» What to do: Word for word, give the records again, dropping any picture they hold.

» Data for processing:
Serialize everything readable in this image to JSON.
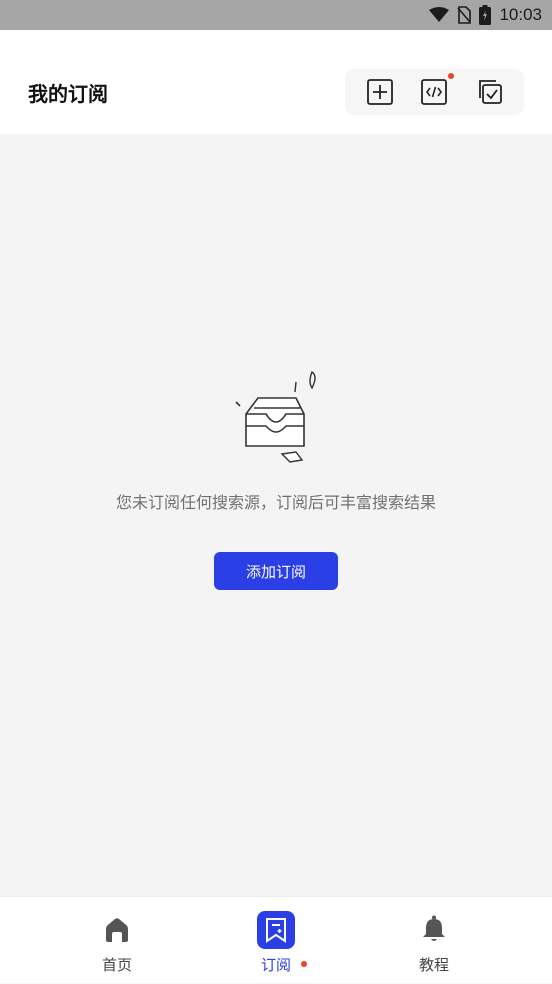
{
  "status_bar": {
    "time": "10:03"
  },
  "header": {
    "title": "我的订阅"
  },
  "toolbar": {
    "add_icon": "plus-square-icon",
    "code_icon": "code-icon",
    "check_icon": "copy-check-icon"
  },
  "empty_state": {
    "illustration": "empty-inbox-illustration",
    "message": "您未订阅任何搜索源，订阅后可丰富搜索结果",
    "button_label": "添加订阅"
  },
  "tabbar": {
    "tabs": [
      {
        "label": "首页",
        "icon": "home-icon"
      },
      {
        "label": "订阅",
        "icon": "bookmark-icon"
      },
      {
        "label": "教程",
        "icon": "bell-icon"
      }
    ],
    "active_color": "#2a3fe6",
    "badge_color": "#e8462b"
  },
  "colors": {
    "accent": "#2a3fe6",
    "badge": "#e8462b",
    "background": "#f4f4f4"
  }
}
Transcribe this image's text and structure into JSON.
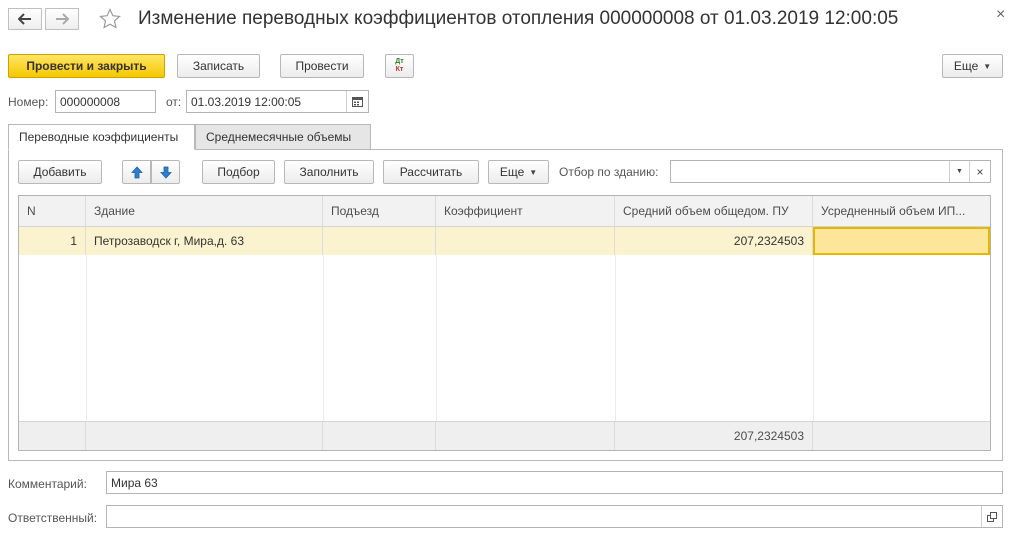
{
  "window": {
    "title": "Изменение переводных коэффициентов отопления 000000008 от 01.03.2019 12:00:05",
    "close_glyph": "×"
  },
  "toolbar": {
    "post_close": "Провести и закрыть",
    "save": "Записать",
    "post": "Провести",
    "dtkt_top": "Дт",
    "dtkt_bottom": "Кт",
    "more": "Еще"
  },
  "header": {
    "number_label": "Номер:",
    "number_value": "000000008",
    "date_label": "от:",
    "date_value": "01.03.2019 12:00:05"
  },
  "tabs": [
    {
      "label": "Переводные коэффициенты",
      "active": true
    },
    {
      "label": "Среднемесячные объемы",
      "active": false
    }
  ],
  "table_toolbar": {
    "add": "Добавить",
    "pick": "Подбор",
    "fill": "Заполнить",
    "calculate": "Рассчитать",
    "more": "Еще",
    "filter_label": "Отбор по зданию:",
    "filter_value": ""
  },
  "table": {
    "columns": [
      "N",
      "Здание",
      "Подъезд",
      "Коэффициент",
      "Средний объем общедом. ПУ",
      "Усредненный объем ИП..."
    ],
    "rows": [
      {
        "n": "1",
        "building": "Петрозаводск г, Мира,д. 63",
        "entrance": "",
        "coef": "",
        "avg_volume": "207,2324503",
        "avg_ip": ""
      }
    ],
    "footer_total": "207,2324503"
  },
  "form": {
    "comment_label": "Комментарий:",
    "comment_value": "Мира 63",
    "responsible_label": "Ответственный:",
    "responsible_value": ""
  },
  "colors": {
    "primary_button": "#f5c800",
    "selected_row": "#fbf3cf",
    "active_cell_border": "#e5b800",
    "arrow_blue": "#2f7fd1"
  }
}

» Output for this exercise:
Serialize everything readable in this image to JSON.
{
  "status_bar": {
    "time": "10:03"
  },
  "header": {
    "title": "我的订阅"
  },
  "toolbar": {
    "add_icon": "plus-square-icon",
    "code_icon": "code-icon",
    "check_icon": "copy-check-icon"
  },
  "empty_state": {
    "illustration": "empty-inbox-illustration",
    "message": "您未订阅任何搜索源，订阅后可丰富搜索结果",
    "button_label": "添加订阅"
  },
  "tabbar": {
    "tabs": [
      {
        "label": "首页",
        "icon": "home-icon"
      },
      {
        "label": "订阅",
        "icon": "bookmark-icon"
      },
      {
        "label": "教程",
        "icon": "bell-icon"
      }
    ],
    "active_color": "#2a3fe6",
    "badge_color": "#e8462b"
  },
  "colors": {
    "accent": "#2a3fe6",
    "badge": "#e8462b",
    "background": "#f4f4f4"
  }
}
Transcribe this image's text and structure into JSON.
{
  "window": {
    "title": "Изменение переводных коэффициентов отопления 000000008 от 01.03.2019 12:00:05",
    "close_glyph": "×"
  },
  "toolbar": {
    "post_close": "Провести и закрыть",
    "save": "Записать",
    "post": "Провести",
    "dtkt_top": "Дт",
    "dtkt_bottom": "Кт",
    "more": "Еще"
  },
  "header": {
    "number_label": "Номер:",
    "number_value": "000000008",
    "date_label": "от:",
    "date_value": "01.03.2019 12:00:05"
  },
  "tabs": [
    {
      "label": "Переводные коэффициенты",
      "active": true
    },
    {
      "label": "Среднемесячные объемы",
      "active": false
    }
  ],
  "table_toolbar": {
    "add": "Добавить",
    "pick": "Подбор",
    "fill": "Заполнить",
    "calculate": "Рассчитать",
    "more": "Еще",
    "filter_label": "Отбор по зданию:",
    "filter_value": ""
  },
  "table": {
    "columns": [
      "N",
      "Здание",
      "Подъезд",
      "Коэффициент",
      "Средний объем общедом. ПУ",
      "Усредненный объем ИП..."
    ],
    "rows": [
      {
        "n": "1",
        "building": "Петрозаводск г, Мира,д. 63",
        "entrance": "",
        "coef": "",
        "avg_volume": "207,2324503",
        "avg_ip": ""
      }
    ],
    "footer_total": "207,2324503"
  },
  "form": {
    "comment_label": "Комментарий:",
    "comment_value": "Мира 63",
    "responsible_label": "Ответственный:",
    "responsible_value": ""
  },
  "colors": {
    "primary_button": "#f5c800",
    "selected_row": "#fbf3cf",
    "active_cell_border": "#e5b800",
    "arrow_blue": "#2f7fd1"
  }
}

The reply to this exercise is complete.